    Best purchase I’ve ever made. I use mine all the time, it has paid for itself with savings from not buying packaged foods anymore. Absolutely LOVE IT!

  • ThermomixBlogger Helene

    Love the Thermomix kitchen machine AND your review of the demo. Great for people who are curious to see what it’s all about 😉 Isn’t it interesting how the price becomes inconsequential after we take delivery? Like most people I simply can’t imagine life without it and would rather do without my cooktop than live without a Thermomix.

  • Alice

    Hi Rosa, thanks for the comments. You’ve now had an insight into my approach to money … I like to round all prices DOWN, particularly big ones! The Australian Thermomix site says the machine was originally designed in France in 1970 however it’s now made by Vorwerk which as you mention is a German company.

  • Rosa

    Have to agree Thermomix is the best invention ever.
    Save on mess, save on money, save on electricity. no more additives because you know the ingredients. Can’t go past that.
    One little thing it’s German designed by Vorwerk and costs $1939. Just to be pedantic.

  • Megan

    Hi K, we have porrige every morning for brekkie, I just do 3/4 cup of oats to 1 cup of milk – or a little bit more & a pinch of salt. I don’t mill the oats & I cook it for 9mins @ 90 deg on speed 4 – always turns out perfect – thick, smooth & creamy

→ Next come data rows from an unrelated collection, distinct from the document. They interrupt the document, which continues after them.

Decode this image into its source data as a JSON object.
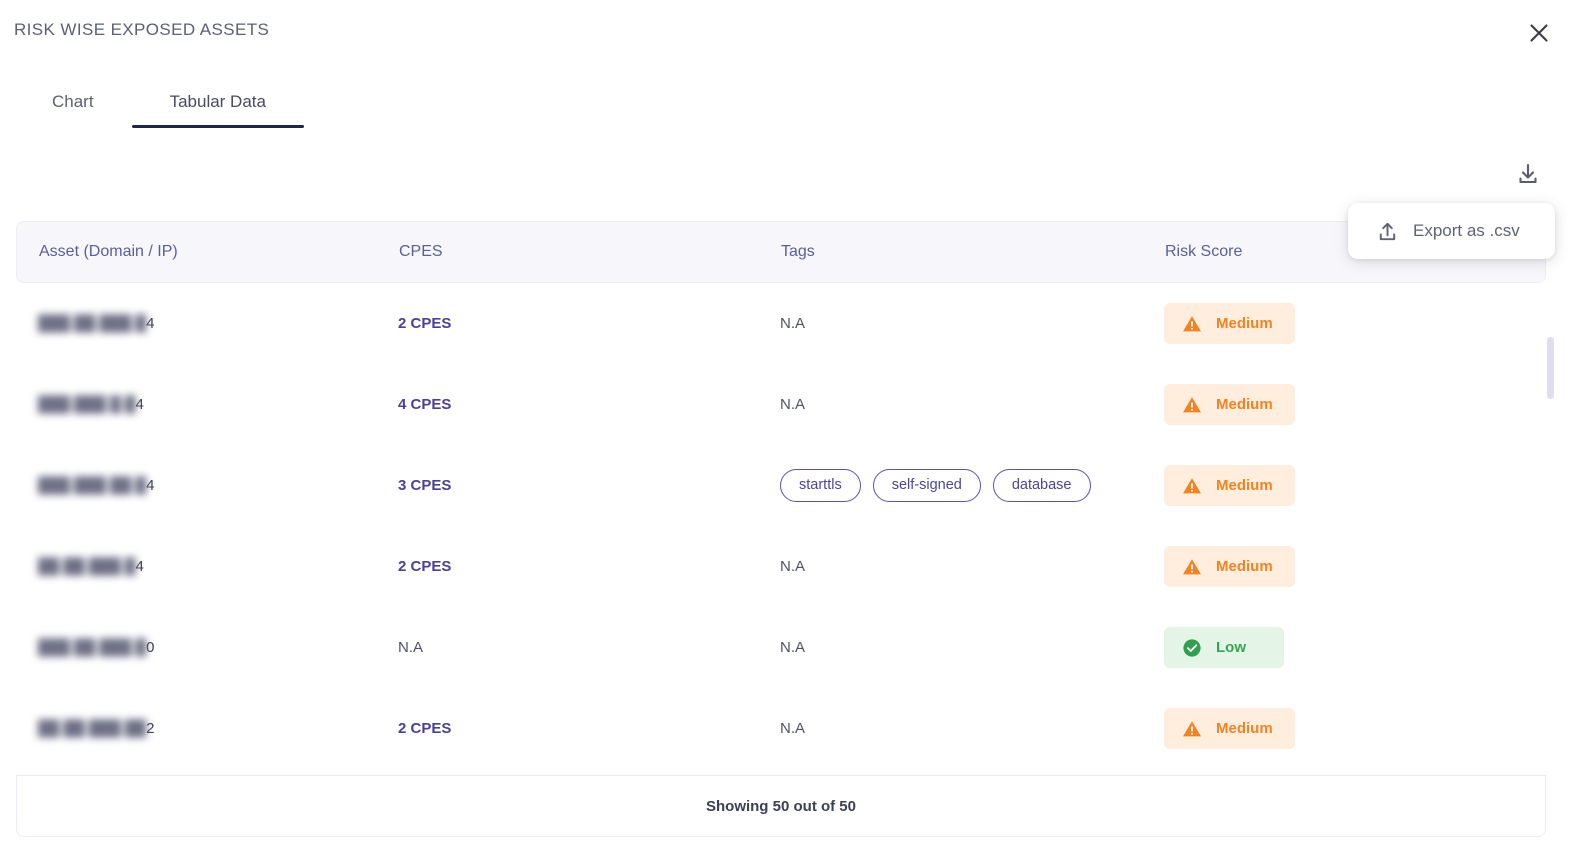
{
  "panel": {
    "title": "RISK WISE EXPOSED ASSETS",
    "close_icon": "close-icon"
  },
  "tabs": [
    {
      "label": "Chart",
      "active": false
    },
    {
      "label": "Tabular Data",
      "active": true
    }
  ],
  "toolbar": {
    "download_icon": "download-icon",
    "export_menu": {
      "icon": "upload-export-icon",
      "label": "Export as .csv"
    }
  },
  "table": {
    "columns": [
      "Asset (Domain / IP)",
      "CPES",
      "Tags",
      "Risk Score"
    ],
    "rows": [
      {
        "asset_masked": "███.██.███.█",
        "asset_visible": "4",
        "cpes": "2 CPES",
        "cpes_link": true,
        "tags": [],
        "tags_empty_label": "N.A",
        "risk": "Medium",
        "risk_level": "medium"
      },
      {
        "asset_masked": "███.███.█.█",
        "asset_visible": "4",
        "cpes": "4 CPES",
        "cpes_link": true,
        "tags": [],
        "tags_empty_label": "N.A",
        "risk": "Medium",
        "risk_level": "medium"
      },
      {
        "asset_masked": "███.███.██.█",
        "asset_visible": "4",
        "cpes": "3 CPES",
        "cpes_link": true,
        "tags": [
          "starttls",
          "self-signed",
          "database"
        ],
        "tags_empty_label": "",
        "risk": "Medium",
        "risk_level": "medium"
      },
      {
        "asset_masked": "██.██.███.█",
        "asset_visible": "4",
        "cpes": "2 CPES",
        "cpes_link": true,
        "tags": [],
        "tags_empty_label": "N.A",
        "risk": "Medium",
        "risk_level": "medium"
      },
      {
        "asset_masked": "███.██.███.█",
        "asset_visible": "0",
        "cpes": "N.A",
        "cpes_link": false,
        "tags": [],
        "tags_empty_label": "N.A",
        "risk": "Low",
        "risk_level": "low"
      },
      {
        "asset_masked": "██.██.███.██",
        "asset_visible": "2",
        "cpes": "2 CPES",
        "cpes_link": true,
        "tags": [],
        "tags_empty_label": "N.A",
        "risk": "Medium",
        "risk_level": "medium"
      }
    ],
    "footer": "Showing 50 out of 50"
  },
  "colors": {
    "accent_purple": "#4b3f9e",
    "header_text": "#5a5e9a",
    "medium_bg": "#ffeedd",
    "medium_fg": "#f58220",
    "low_bg": "#e4f5e8",
    "low_fg": "#36a355",
    "tab_underline": "#21254b",
    "table_header_bg": "#f7f7fb"
  }
}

  • Alice

    HI K, I’ve experimented with liquid amounts a little but i usually add about 140g of milk and about 300-400 of water to about 120g of oats. It seems to work best if you whizz the oats first to chop them a bit. Maybe you’re putting too much liquid in? Definitely the milk makes it creamier though!

  • K

    I would love your tips on porridge as I still do mine in the microwave as just seems too watery in the thermomix.

  • Erica @ Mixotrophy

    Great post. It’s a tough call isn’t it??! Curtis Stone or a Thermomix… Curtis Stone or a Thermomix…
    I guess when you think about it, while there is only one Curtis Stone, everyone has the oportunity of owning their own Thermomix and enjoying all the benefits 🙂

  • Melissa

    I love mine too! I love that I can cook WHOLE food so conveniently. We use it every day.

    While I have yet to write a full blog post about it (although I would like to, but it’s a bit off topic) I have been very politely asked by the lovely ladies at my playgroup to please, to quit bragging about all it can do! Ha ha!

    I could probably live without my car. But I would have trouble giving up my “powertool!”